“There are many constituencies that can contribute to creating an informed society. It is not just government leaders, it is business leaders, the media themselves and individual citizens that increasingly need to take responsibility for their own information diet.”
Don Tapscott, President and Chief Executive Officer, The Tapscott Group
“There is a concern that the economic system is suffering because key workers at a senior level are overloaded with information. They are not burning out, they are tuning out – there needs to be a new form of navigation and curation of information in our societies today.”
Julia Hobsbawm, Chairman and Chief Executive Officer, Editorial Intelligence
World Conference on International Telecommunications
3-14 December 2012
Dubai, United Arab Emirates
World Press Freedom Day
3 May 2013
World Summit on the Information Society
13-17 May 2013

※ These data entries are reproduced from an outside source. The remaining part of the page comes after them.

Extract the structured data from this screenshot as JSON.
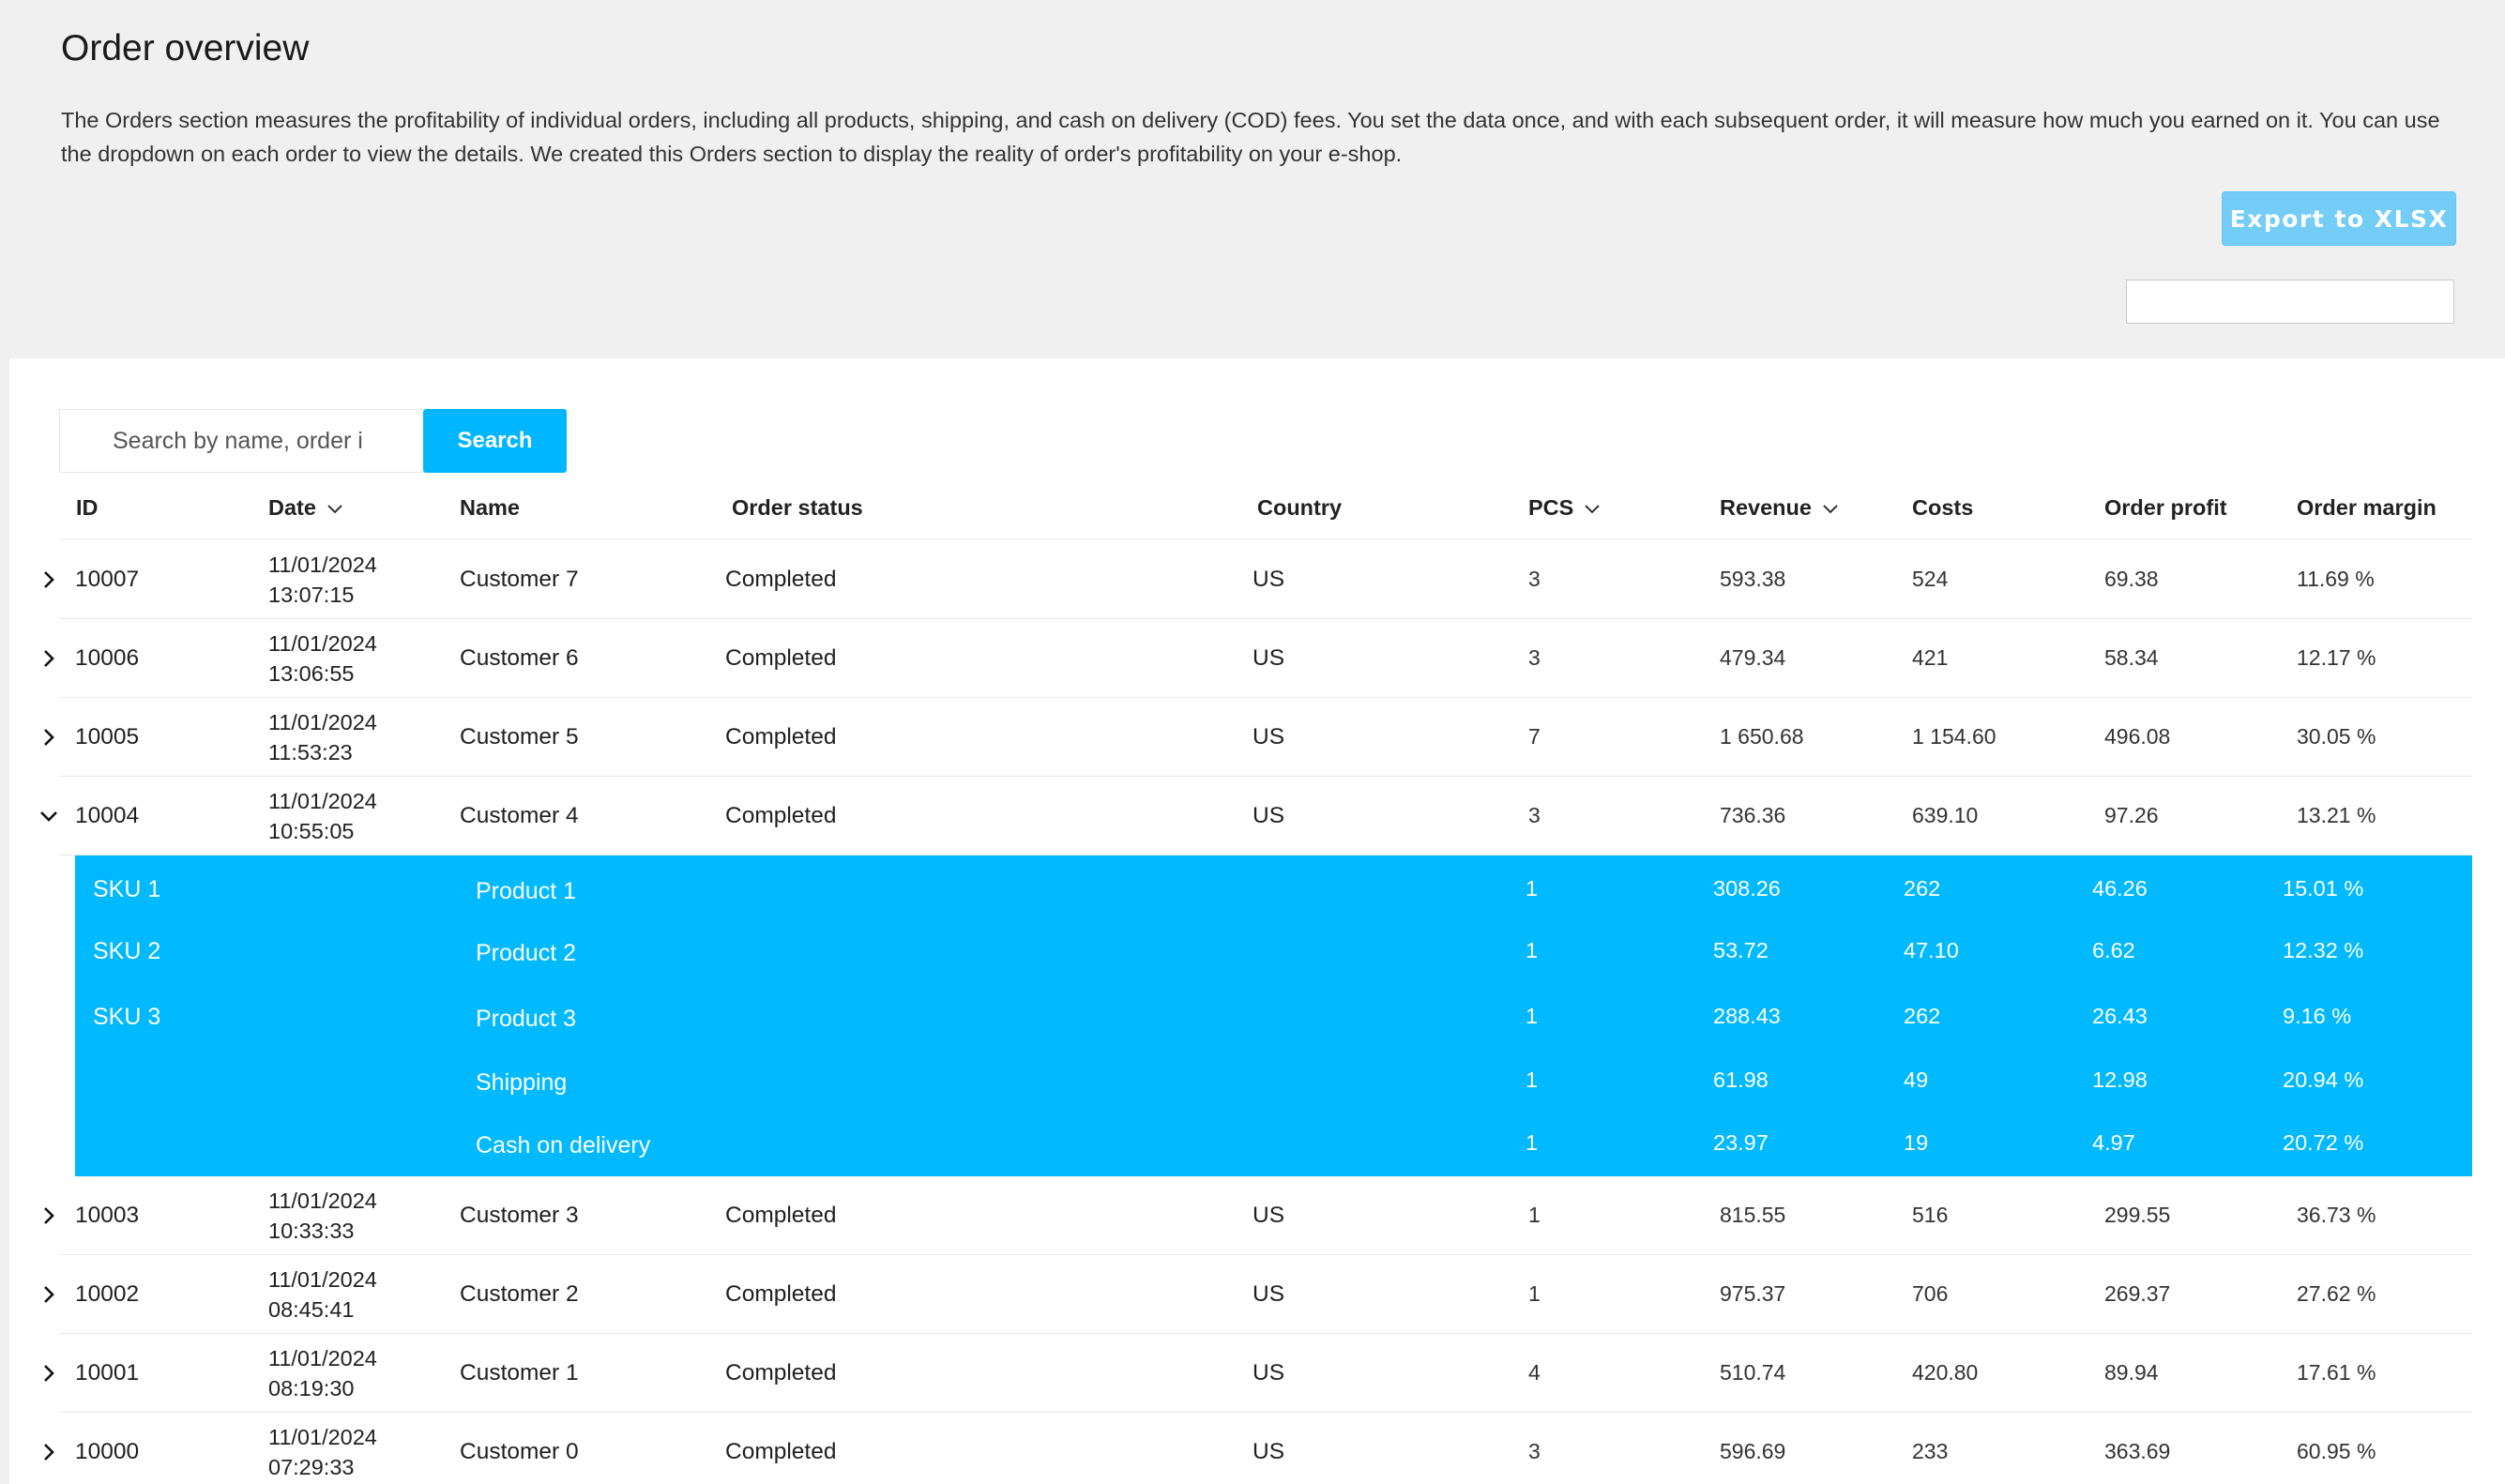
{
  "header": {
    "title": "Order overview",
    "description": "The Orders section measures the profitability of individual orders, including all products, shipping, and cash on delivery (COD) fees. You set the data once, and with each subsequent order, it will measure how much you earned on it. You can use the dropdown on each order to view the details. We created this Orders section to display the reality of order's profitability on your e-shop.",
    "export_label": "Export to XLSX"
  },
  "search": {
    "placeholder": "Search by name, order i",
    "button_label": "Search"
  },
  "columns": {
    "id": "ID",
    "date": "Date",
    "name": "Name",
    "status": "Order status",
    "country": "Country",
    "pcs": "PCS",
    "revenue": "Revenue",
    "costs": "Costs",
    "profit": "Order profit",
    "margin": "Order margin"
  },
  "orders": [
    {
      "id": "10007",
      "date": "11/01/2024",
      "time": "13:07:15",
      "name": "Customer 7",
      "status": "Completed",
      "country": "US",
      "pcs": "3",
      "revenue": "593.38",
      "costs": "524",
      "profit": "69.38",
      "margin": "11.69 %"
    },
    {
      "id": "10006",
      "date": "11/01/2024",
      "time": "13:06:55",
      "name": "Customer 6",
      "status": "Completed",
      "country": "US",
      "pcs": "3",
      "revenue": "479.34",
      "costs": "421",
      "profit": "58.34",
      "margin": "12.17 %"
    },
    {
      "id": "10005",
      "date": "11/01/2024",
      "time": "11:53:23",
      "name": "Customer 5",
      "status": "Completed",
      "country": "US",
      "pcs": "7",
      "revenue": "1 650.68",
      "costs": "1 154.60",
      "profit": "496.08",
      "margin": "30.05 %"
    },
    {
      "id": "10004",
      "date": "11/01/2024",
      "time": "10:55:05",
      "name": "Customer 4",
      "status": "Completed",
      "country": "US",
      "pcs": "3",
      "revenue": "736.36",
      "costs": "639.10",
      "profit": "97.26",
      "margin": "13.21 %"
    },
    {
      "id": "10003",
      "date": "11/01/2024",
      "time": "10:33:33",
      "name": "Customer 3",
      "status": "Completed",
      "country": "US",
      "pcs": "1",
      "revenue": "815.55",
      "costs": "516",
      "profit": "299.55",
      "margin": "36.73 %"
    },
    {
      "id": "10002",
      "date": "11/01/2024",
      "time": "08:45:41",
      "name": "Customer 2",
      "status": "Completed",
      "country": "US",
      "pcs": "1",
      "revenue": "975.37",
      "costs": "706",
      "profit": "269.37",
      "margin": "27.62 %"
    },
    {
      "id": "10001",
      "date": "11/01/2024",
      "time": "08:19:30",
      "name": "Customer 1",
      "status": "Completed",
      "country": "US",
      "pcs": "4",
      "revenue": "510.74",
      "costs": "420.80",
      "profit": "89.94",
      "margin": "17.61 %"
    },
    {
      "id": "10000",
      "date": "11/01/2024",
      "time": "07:29:33",
      "name": "Customer 0",
      "status": "Completed",
      "country": "US",
      "pcs": "3",
      "revenue": "596.69",
      "costs": "233",
      "profit": "363.69",
      "margin": "60.95 %"
    }
  ],
  "order_details": [
    {
      "sku": "SKU 1",
      "product": "Product 1",
      "pcs": "1",
      "revenue": "308.26",
      "costs": "262",
      "profit": "46.26",
      "margin": "15.01 %"
    },
    {
      "sku": "SKU 2",
      "product": "Product 2",
      "pcs": "1",
      "revenue": "53.72",
      "costs": "47.10",
      "profit": "6.62",
      "margin": "12.32 %"
    },
    {
      "sku": "SKU 3",
      "product": "Product 3",
      "pcs": "1",
      "revenue": "288.43",
      "costs": "262",
      "profit": "26.43",
      "margin": "9.16 %"
    },
    {
      "sku": "",
      "product": "Shipping",
      "pcs": "1",
      "revenue": "61.98",
      "costs": "49",
      "profit": "12.98",
      "margin": "20.94 %"
    },
    {
      "sku": "",
      "product": "Cash on delivery",
      "pcs": "1",
      "revenue": "23.97",
      "costs": "19",
      "profit": "4.97",
      "margin": "20.72 %"
    }
  ],
  "icons": {
    "expand": "chevron-right-icon",
    "collapse": "chevron-down-icon",
    "sort": "sort-down-icon"
  },
  "colors": {
    "accent": "#00b7ff",
    "detail_background": "#00b9fe",
    "export_button": "#74cdf6"
  }
}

The overall vision of the Global Agenda Council on Informed Societies is to identify and raise awareness of how different stakeholders can ensure that all citizens have access to reliable information to make informed decisions, whether they concern politics, economics, sustainable choices, and so on. In particular, the Council has two key areas of focus, which are heavily interlinked: first, to develop a Code of Conduct for Government Leaders, and, second, to produce an Index on Informed Societies.
The Code is intended as a model for states that are trying to identify how citizens can gain access to reliable information in order to make informed decisions. The Council has developed key analytical criteria and will design the Code as an objective guide for government leaders. The four components of the Code are: transparency, media literacy, privacy and empowerment of citizens. The Index will use these criteria to rank countries according to their current status in achieving fully informed societies. Although it will be regularly updated, part of its purpose will also be to act as a reference point for pressure groups to encourage their governments to make progress towards an informed society. Going beyond these two focus areas, the Council will also encourage governments to adopt the Code as a step towards the advancement of informed societies, both domestically and internationally.
Research Analyst: Stefan Hall, Global Agenda Councils, email@example.com
Council Manager and Communications Research Analyst: Alexandra May, firstname.lastname@example.org
Forum Lead: Adrian Monck, Managing Director, Communications, email@example.com